* _MATERIAL PROVIDED_:
....
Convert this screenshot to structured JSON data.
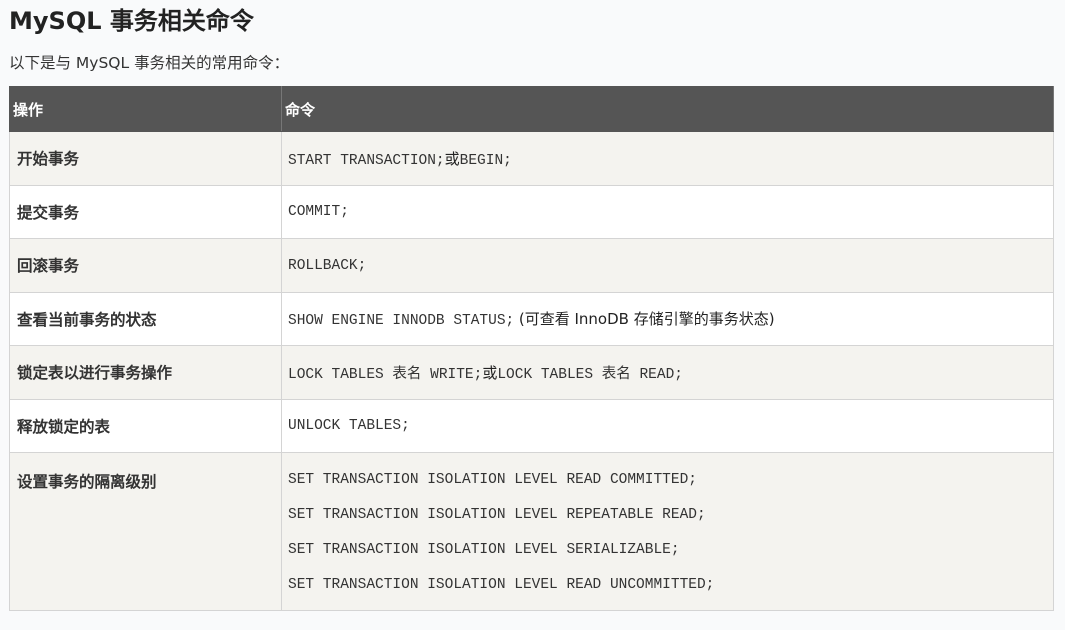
{
  "heading": "MySQL 事务相关命令",
  "intro": "以下是与 MySQL 事务相关的常用命令：",
  "table": {
    "headers": [
      "操作",
      "命令"
    ],
    "rows": [
      {
        "op": "开始事务",
        "cmd": [
          {
            "code": "START TRANSACTION;"
          },
          {
            "text": "或"
          },
          {
            "code": "BEGIN;"
          }
        ]
      },
      {
        "op": "提交事务",
        "cmd": [
          {
            "code": "COMMIT;"
          }
        ]
      },
      {
        "op": "回滚事务",
        "cmd": [
          {
            "code": "ROLLBACK;"
          }
        ]
      },
      {
        "op": "查看当前事务的状态",
        "cmd": [
          {
            "code": "SHOW ENGINE INNODB STATUS;"
          },
          {
            "text": "(可查看 InnoDB 存储引擎的事务状态)"
          }
        ]
      },
      {
        "op": "锁定表以进行事务操作",
        "cmd": [
          {
            "code": "LOCK TABLES 表名 WRITE;"
          },
          {
            "text": "或"
          },
          {
            "code": "LOCK TABLES 表名 READ;"
          }
        ]
      },
      {
        "op": "释放锁定的表",
        "cmd": [
          {
            "code": "UNLOCK TABLES;"
          }
        ]
      }
    ],
    "isolation_row": {
      "op": "设置事务的隔离级别",
      "lines": [
        "SET TRANSACTION ISOLATION LEVEL READ COMMITTED;",
        "SET TRANSACTION ISOLATION LEVEL REPEATABLE READ;",
        "SET TRANSACTION ISOLATION LEVEL SERIALIZABLE;",
        "SET TRANSACTION ISOLATION LEVEL READ UNCOMMITTED;"
      ]
    }
  }
}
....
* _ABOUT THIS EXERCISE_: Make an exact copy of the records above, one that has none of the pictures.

* _TASK ANSWER_:
Convert this screenshot to structured JSON data.
{
  "heading": "MySQL 事务相关命令",
  "intro": "以下是与 MySQL 事务相关的常用命令：",
  "table": {
    "headers": [
      "操作",
      "命令"
    ],
    "rows": [
      {
        "op": "开始事务",
        "cmd": [
          {
            "code": "START TRANSACTION;"
          },
          {
            "text": "或"
          },
          {
            "code": "BEGIN;"
          }
        ]
      },
      {
        "op": "提交事务",
        "cmd": [
          {
            "code": "COMMIT;"
          }
        ]
      },
      {
        "op": "回滚事务",
        "cmd": [
          {
            "code": "ROLLBACK;"
          }
        ]
      },
      {
        "op": "查看当前事务的状态",
        "cmd": [
          {
            "code": "SHOW ENGINE INNODB STATUS;"
          },
          {
            "text": "(可查看 InnoDB 存储引擎的事务状态)"
          }
        ]
      },
      {
        "op": "锁定表以进行事务操作",
        "cmd": [
          {
            "code": "LOCK TABLES 表名 WRITE;"
          },
          {
            "text": "或"
          },
          {
            "code": "LOCK TABLES 表名 READ;"
          }
        ]
      },
      {
        "op": "释放锁定的表",
        "cmd": [
          {
            "code": "UNLOCK TABLES;"
          }
        ]
      }
    ],
    "isolation_row": {
      "op": "设置事务的隔离级别",
      "lines": [
        "SET TRANSACTION ISOLATION LEVEL READ COMMITTED;",
        "SET TRANSACTION ISOLATION LEVEL REPEATABLE READ;",
        "SET TRANSACTION ISOLATION LEVEL SERIALIZABLE;",
        "SET TRANSACTION ISOLATION LEVEL READ UNCOMMITTED;"
      ]
    }
  }
}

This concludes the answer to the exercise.